The main current legislation, guidelines, policies and procedure within UK Home Nation that affect the safeguarding of children and young people are the following: Children Act (1989) and (2004) The Children Act 1989 was created to create rules that childcare for working parents. It mainly promotes and protects the rights, health, and wellbeing of the children. The Children Act 2004 was later created when it was realised that the rules and services that had been set to protect the children were not enough. This act allows children to be given the extra protection that was proven to be necessary, such as the government being able to keep an electronic profile of all children in the UK that includes important details such as their name, address,
This includes organisations across services such as education (statutory, independent and voluntary), health, social services, police and probation services. This is in accordance with the Children Act 1989 and the Children Act 2004, with further revision as a result of Lord Laming’s report in March 2009. For England, Sections 11 and 12 of the Children Act 2004 place a statutory duty on agencies to co-operate to safeguard and promote the welfare of
A child protection worker is assigned. The person who reported the suspicion is interviewed. The child protection worker views CAS records for past or present contact with the child, family and/or the alleged abuser. The child protection worker sees the child to evaluate his/her immediate safety. The child’s parent/caregiver is interviewed by the child protection worker (with police, if suitable), unless the parent/caregiver is the alleged abuser.
In Child labor: A Global view it states “ The United Nations Children’s Fund (UNICEF), International Labour Organization (ILO), the World Bank, and other children’s and human rights groups are working together to develop a strategy to prevent child labor from interfering with the education and childhood of children and from placing children in danger of bonded labor (Human rights Watch, 2003, Siddiqi and Patrinos, 1995; World Bank, n.d. ).” Even thought we have all these programs there is still children that are being taken advantage in the work place today. In an article in The New York Times called When a doorman is under age by Ronda Kaysen, we see the story of a boy who is only 16yrs old and is working a 12 hour shift which is against the law because he is still considered a school age child. In the article it states “New York City does not allow teenagers to quit school until 17. So, he should not work a double shift until 11 p.m. on a school night, and the manager that scheduled him should know this. (Even when school is out of session, 16-year-olds are generally not allowed to work more than an eight-hour shift, according to state labor
28.08 Continuum of Options for Dispute Resolution What happens when there is a problem? School districts should develop local problem resolution procedures. Parents should be encouraged to present concerns with a district representative. The Department should maintain a system that provides accessibility for investigations of complaints. Anyone should be able to make a complaint to the Department.
The author explains that multiple means of data collection must be used to identify students. Additionally, assessments tools used by educators must be reliable and valid. Furthermore, educators need to frequently gather data on students who are considered at risk several times per year in the areas of reading and math. The author further explains that a team of educators should identify evidence-based instructional strategies the general education teacher should apply before making a special education referral for services. Finally, the author states that data should be collected to determine if the student is responding to
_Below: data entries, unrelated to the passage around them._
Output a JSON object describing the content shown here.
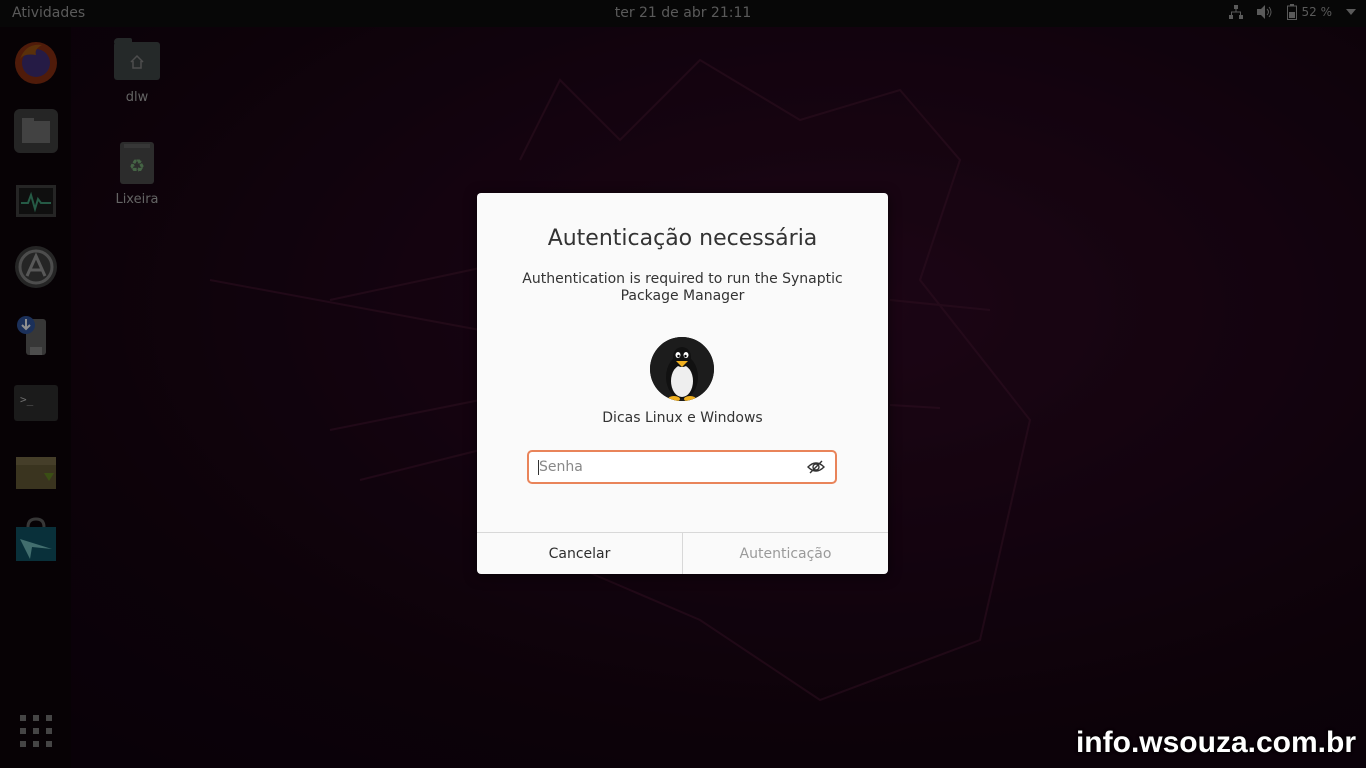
{
  "topbar": {
    "activities": "Atividades",
    "clock": "ter 21 de abr  21:11",
    "battery": "52 %",
    "icons": [
      "network-icon",
      "volume-icon",
      "battery-icon"
    ]
  },
  "dock": {
    "items": [
      "firefox-icon",
      "files-icon",
      "system-monitor-icon",
      "software-center-icon",
      "usb-creator-icon",
      "terminal-icon",
      "archive-manager-icon",
      "synaptic-icon",
      "show-apps-icon"
    ]
  },
  "desktop": {
    "icons": [
      {
        "label": "dlw",
        "icon": "home-folder-icon"
      },
      {
        "label": "Lixeira",
        "icon": "trash-icon"
      }
    ]
  },
  "dialog": {
    "title": "Autenticação necessária",
    "message": "Authentication is required to run the Synaptic Package Manager",
    "user": "Dicas Linux e Windows",
    "password": {
      "value": "",
      "placeholder": "Senha"
    },
    "cancel_label": "Cancelar",
    "auth_label": "Autenticação"
  },
  "watermark": "info.wsouza.com.br",
  "colors": {
    "accent": "#e9845a",
    "dialog_bg": "#fafafa",
    "topbar_bg": "#0b0b0b"
  }
}
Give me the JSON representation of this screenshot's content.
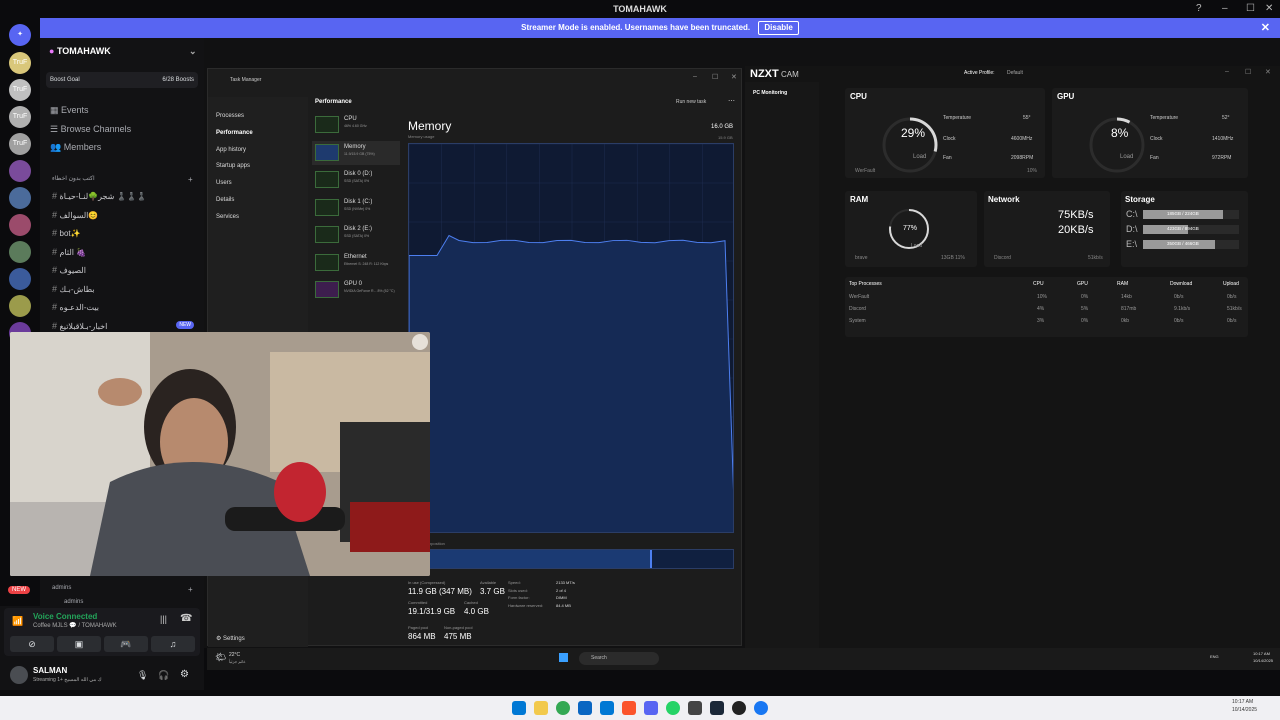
{
  "window": {
    "title": "TOMAHAWK"
  },
  "banner": {
    "text": "Streamer Mode is enabled. Usernames have been truncated.",
    "button": "Disable"
  },
  "server": {
    "name": "TOMAHAWK",
    "boost_goal": "Boost Goal",
    "boosts": "6/28 Boosts",
    "nav": [
      "Events",
      "Browse Channels",
      "Members"
    ],
    "category": "اكتب بدون اخطاء",
    "channels": [
      "شجر🌳لنـا-حيـاة ♟️♟️♟️",
      "السوالف😊",
      "bot✨",
      "الثام 🍇",
      "الصيوف",
      "بطاش-بـك",
      "بيت-الدعـوه",
      "اخبار-بـلاقبلاتيغ"
    ],
    "new_tag": "NEW",
    "category2": "admins",
    "channel_admin": "admins"
  },
  "voice": {
    "status": "Voice Connected",
    "channel": "Coffee MJLS 💬 / TOMAHAWK"
  },
  "user": {
    "name": "SALMAN",
    "status": "Streaming ك مي الله المسيح +1"
  },
  "new_badge": "NEW",
  "servers": [
    {
      "label": "TruF",
      "badge": ""
    },
    {
      "label": "TruF",
      "badge": "11"
    },
    {
      "label": "TruF",
      "badge": "4"
    },
    {
      "label": "TruF",
      "badge": "66"
    },
    {
      "label": "",
      "badge": ""
    },
    {
      "label": "",
      "badge": ""
    },
    {
      "label": "",
      "badge": ""
    },
    {
      "label": "",
      "badge": "23"
    },
    {
      "label": "",
      "badge": ""
    },
    {
      "label": "",
      "badge": ""
    },
    {
      "label": "",
      "badge": "130"
    }
  ],
  "task_manager": {
    "title": "Task Manager",
    "section": "Performance",
    "run_task": "Run new task",
    "nav": [
      "Processes",
      "Performance",
      "App history",
      "Startup apps",
      "Users",
      "Details",
      "Services"
    ],
    "settings": "Settings",
    "heading": "Memory",
    "capacity": "16.0 GB",
    "usage_label": "Memory usage",
    "usage_max": "15.9 GB",
    "composition_label": "Memory composition",
    "devices": [
      {
        "name": "CPU",
        "detail": "46% 4.60 GHz"
      },
      {
        "name": "Memory",
        "detail": "11.9/15.9 GB (75%)"
      },
      {
        "name": "Disk 0 (D:)",
        "detail": "SSD (SATA) 0%"
      },
      {
        "name": "Disk 1 (C:)",
        "detail": "SSD (NVMe) 0%"
      },
      {
        "name": "Disk 2 (E:)",
        "detail": "SSD (SATA) 0%"
      },
      {
        "name": "Ethernet",
        "detail": "Ethernet S: 248 R: 112 Kbps"
      },
      {
        "name": "GPU 0",
        "detail": "NVIDIA GeForce R... 8% (52 °C)"
      }
    ],
    "stats": [
      {
        "label": "In use (Compressed)",
        "value": "11.9 GB (347 MB)"
      },
      {
        "label": "Available",
        "value": "3.7 GB"
      },
      {
        "label": "Committed",
        "value": "19.1/31.9 GB"
      },
      {
        "label": "Cached",
        "value": "4.0 GB"
      },
      {
        "label": "Paged pool",
        "value": "864 MB"
      },
      {
        "label": "Non-paged pool",
        "value": "475 MB"
      }
    ],
    "specs": [
      {
        "label": "Speed:",
        "value": "2133 MT/s"
      },
      {
        "label": "Slots used:",
        "value": "2 of 4"
      },
      {
        "label": "Form factor:",
        "value": "DIMM"
      },
      {
        "label": "Hardware reserved:",
        "value": "84.4 MB"
      }
    ],
    "memory_usage_fraction": 0.75
  },
  "nzxt": {
    "brand": "NZXT",
    "brand2": "CAM",
    "profile_label": "Active Profile:",
    "profile": "Default",
    "menu": "PC Monitoring",
    "cpu": {
      "title": "CPU",
      "load": "29%",
      "load_label": "Load",
      "temp_label": "Temperature",
      "temp": "55°",
      "clock_label": "Clock",
      "clock": "4600MHz",
      "fan_label": "Fan",
      "fan": "2098RPM",
      "top": "WerFault",
      "top_val": "10%",
      "load_fraction": 0.29
    },
    "gpu": {
      "title": "GPU",
      "load": "8%",
      "load_label": "Load",
      "temp_label": "Temperature",
      "temp": "52°",
      "clock_label": "Clock",
      "clock": "1410MHz",
      "fan_label": "Fan",
      "fan": "972RPM",
      "load_fraction": 0.08
    },
    "ram": {
      "title": "RAM",
      "load": "77%",
      "load_label": "Load",
      "top": "brave",
      "top_val": "13GB 11%",
      "load_fraction": 0.77
    },
    "network": {
      "title": "Network",
      "down": "75KB/s",
      "up": "20KB/s",
      "top": "Discord",
      "top_val": "51kb/s"
    },
    "storage": {
      "title": "Storage",
      "drives": [
        {
          "letter": "C:\\",
          "text": "185GB / 224GB",
          "fraction": 0.83
        },
        {
          "letter": "D:\\",
          "text": "423GB / 894GB",
          "fraction": 0.47
        },
        {
          "letter": "E:\\",
          "text": "350GB / 466GB",
          "fraction": 0.75
        }
      ]
    },
    "processes": {
      "headers": [
        "Top Processes",
        "CPU",
        "GPU",
        "RAM",
        "Download",
        "Upload"
      ],
      "rows": [
        [
          "WerFault",
          "10%",
          "0%",
          "14kb",
          "0b/s",
          "0b/s"
        ],
        [
          "Discord",
          "4%",
          "5%",
          "817mb",
          "9.1kb/s",
          "51kb/s"
        ],
        [
          "System",
          "3%",
          "0%",
          "0kb",
          "0b/s",
          "0b/s"
        ]
      ]
    }
  },
  "inner_taskbar": {
    "weather": "22°C",
    "weather_sub": "غائم جزئياً",
    "search": "Search",
    "time": "10:17 AM",
    "date": "10/14/2025",
    "lang": "ENG"
  },
  "taskbar": {
    "time": "10:17 AM",
    "date": "10/14/2025"
  }
}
The Discipline Code requires schools to create an intervention plan for students who are disruptive and violate the code of conduct. Such interventions may include: counseling, guidance conferences and peer mediation. However, if the tried interventions are not working, teachers have a right, under the state’s “Safe Schools Against Violence in Education (SAVE) law to have a disruptive student removed for a single period, a single day or up to four days (Chancellor’s Regulation A-443) which is found in the “Student Disciplinary Procedures” manual given to parents, children and staff at the start of a school year. The Chancellor’s Regulations state, “when a student engages in behavior which is substantially disruptive of the educational process
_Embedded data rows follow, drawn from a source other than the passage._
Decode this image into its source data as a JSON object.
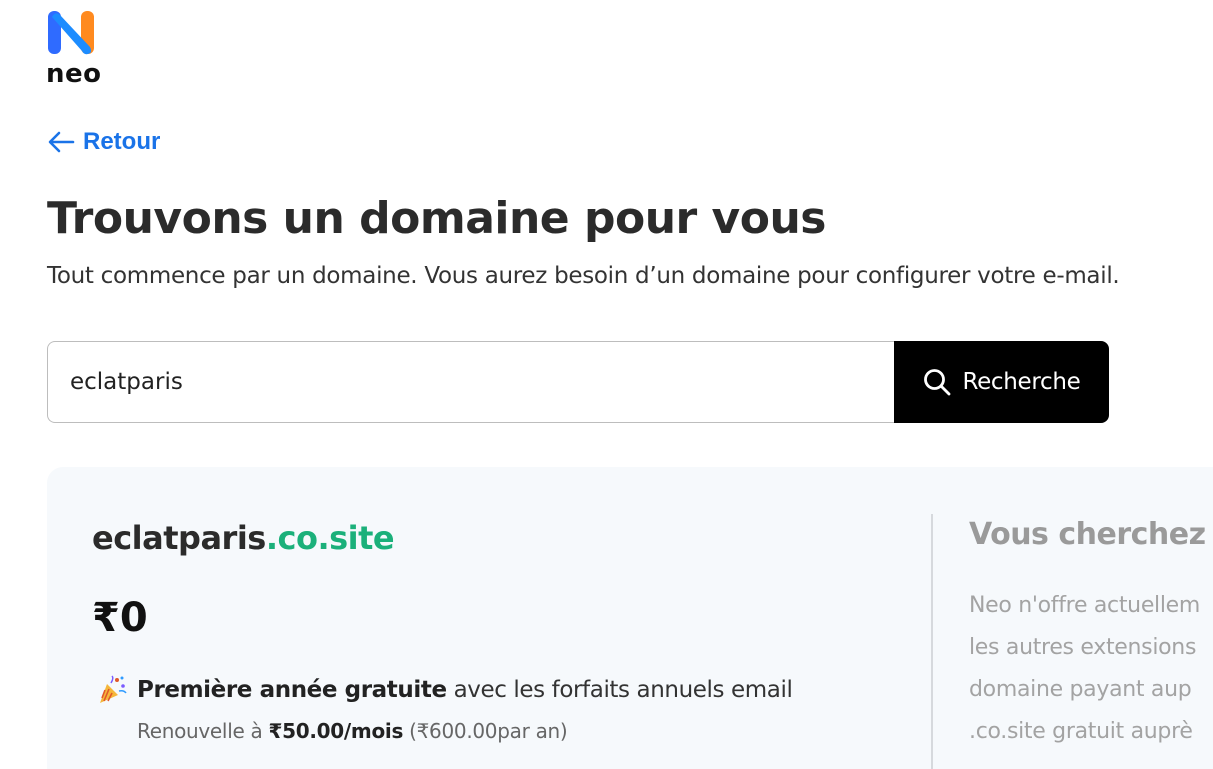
{
  "brand": {
    "name": "neo",
    "colors": {
      "blue": "#2f6bff",
      "orange": "#ff8a1f",
      "accent_link": "#1a73e8",
      "tld_green": "#1bb07a"
    }
  },
  "nav": {
    "back_label": "Retour",
    "back_icon": "arrow-left-icon"
  },
  "header": {
    "title": "Trouvons un domaine pour vous",
    "subtitle": "Tout commence par un domaine. Vous aurez besoin d’un domaine pour configurer votre e-mail."
  },
  "search": {
    "value": "eclatparis",
    "button_label": "Recherche",
    "button_icon": "search-icon"
  },
  "result": {
    "domain_base": "eclatparis",
    "domain_tld": ".co.site",
    "price": "₹0",
    "promo_icon": "party-popper-icon",
    "promo_strong": "Première année gratuite",
    "promo_rest": "avec les forfaits annuels email",
    "renew_prefix": "Renouvelle à",
    "renew_price": "₹50.00/mois",
    "renew_suffix": "(₹600.00par an)"
  },
  "side": {
    "title": "Vous cherchez u",
    "lines": [
      "Neo n'offre actuellem",
      "les autres extensions",
      "domaine payant aup",
      ".co.site gratuit auprè"
    ]
  }
}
More importantly, in this journal Astor, Meyer, et al, inform educators about school violence programs because school social workers can have a huge impact. This journal focuses to prevent violence as much as possible.Meyer explains how, “School social workers have to balance the importance of research and support programs and what 's known as grassroots.” stated by Meyer. Involvement at the school level to create programs that fit the needs of each school. The authors research major trends concerning U.S. school violence and explore areas where workers can improve and make an impact to help reduce violence. Likewise, in America, violence is covered in your basic health education class.
The second type of counseling is psychoeducational group therapy by age; this therapy helps teach children about domestic violence to them change their beliefs that the abuse between their parents is their fault. The third type of counseling is sibling group therapy; this therapy allows siblings to work together to solve problems related to witnessing the abuse as well as allow them to be with people they trust. The fourth type of counseling is child parent psychotherapy which is a 10-week program that is led by a male and female therapist. The group usually begins with an activity and then two major topics are covered; the topics include confronting false beliefs that the children are
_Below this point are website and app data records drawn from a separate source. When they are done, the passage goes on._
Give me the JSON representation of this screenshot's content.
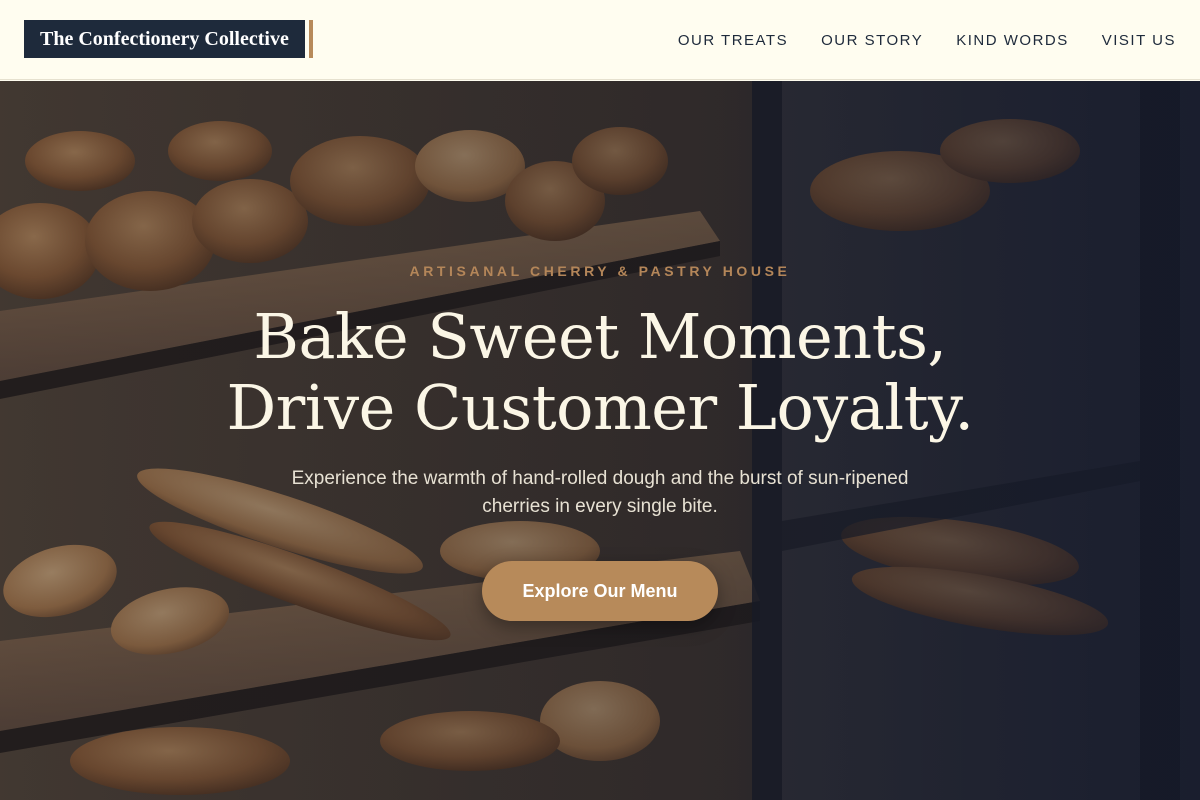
{
  "brand": {
    "logo_text": "The Confectionery Collective"
  },
  "nav": {
    "items": [
      {
        "label": "OUR TREATS"
      },
      {
        "label": "OUR STORY"
      },
      {
        "label": "KIND WORDS"
      },
      {
        "label": "VISIT US"
      }
    ]
  },
  "hero": {
    "eyebrow": "ARTISANAL CHERRY & PASTRY HOUSE",
    "headline_line1": "Bake Sweet Moments,",
    "headline_line2": "Drive Customer Loyalty.",
    "subtext": "Experience the warmth of hand-rolled dough and the burst of sun-ripened cherries in every single bite.",
    "cta_label": "Explore Our Menu"
  },
  "colors": {
    "nav_bg": "#fffdf0",
    "navy": "#1e2a3b",
    "accent": "#b78a5a",
    "headline": "#fbf6e6"
  }
}
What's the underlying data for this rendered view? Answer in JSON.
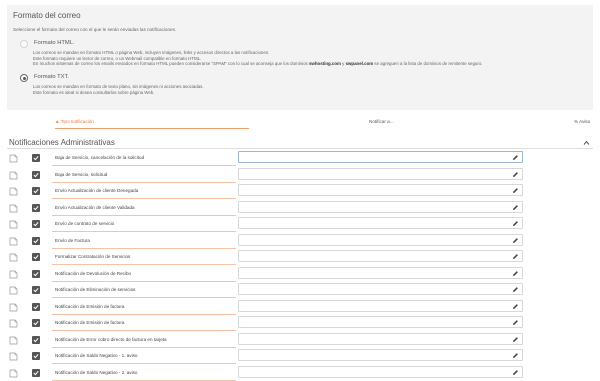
{
  "format_section": {
    "title": "Formato del correo",
    "subtitle": "Seleccione el formato del correo con el que le serán enviadas las notificaciones.",
    "options": [
      {
        "label": "Formato HTML.",
        "selected": false,
        "desc_lines": [
          "Los correos se mandan en formato HTML o página Web, incluyen imágenes, links y accesos directos a las notificaciones.",
          "Este formato requiere un lector de correo, o un Webmail compatible en formato HTML.",
          "En muchos sistemas de correo los emails enviados en formato HTML pueden considerarse \"SPAM\" con lo cual se aconseja que los dominios ",
          "swhosting.com",
          " y ",
          "swpanel.com",
          " se agreguen a la lista de dominios de remitente seguro."
        ]
      },
      {
        "label": "Formato TXT.",
        "selected": true,
        "desc_lines": [
          "Los correos se mandan en formato de texto plano, sin imágenes ni acciones asociadas.",
          "Este formato es ideal si desea consultarlos sobre página Web."
        ]
      }
    ]
  },
  "tabs": [
    {
      "label": "▲ Tipo notificación",
      "active": true
    },
    {
      "label": "Notificar a...",
      "active": false
    },
    {
      "label": "% Aviso",
      "active": false
    }
  ],
  "admin_section": {
    "title": "Notificaciones Administrativas",
    "rows": [
      {
        "label": "Baja de Servicio, cancelación de la solicitud",
        "value": ""
      },
      {
        "label": "Baja de Servicio, solicitud",
        "value": ""
      },
      {
        "label": "Envío Actualización de cliente Denegada",
        "value": ""
      },
      {
        "label": "Envío Actualización de cliente Validada",
        "value": ""
      },
      {
        "label": "Envío de contrato de servicio",
        "value": ""
      },
      {
        "label": "Envío de Factura",
        "value": ""
      },
      {
        "label": "Formalizar Contratación de Servicios",
        "value": ""
      },
      {
        "label": "Notificación de Devolución de Recibo",
        "value": ""
      },
      {
        "label": "Notificación de Eliminación de servicios",
        "value": ""
      },
      {
        "label": "Notificación de Emisión de factura",
        "value": ""
      },
      {
        "label": "Notificación de Emisión de factura",
        "value": ""
      },
      {
        "label": "Notificación de Error cobro directo de factura en tarjeta",
        "value": ""
      },
      {
        "label": "Notificación de Saldo Negativo - 1. aviso",
        "value": ""
      },
      {
        "label": "Notificación de Saldo Negativo - 2. aviso",
        "value": ""
      }
    ]
  },
  "colors": {
    "accent": "#e07a40",
    "panel_bg": "#f3f3f3",
    "checkbox": "#555555"
  }
}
A rights-based approach to children accused of committing offences with a procedure-based framework was represented after the implementation of the Act effective form 1 April 2010 (NPF 2010). The Child Justice Act No 75 of 2008 is still in the foundation phase with regards to infrastructural responses. Although some existing prison facilities were converted to cater to the needs of children, the nature of the building complex and character thereof leaves a bitter reminder of the dark past of our nation. Some new facilities have been developed in recent years but much is still to be learned in the successful handling of children in conflict with the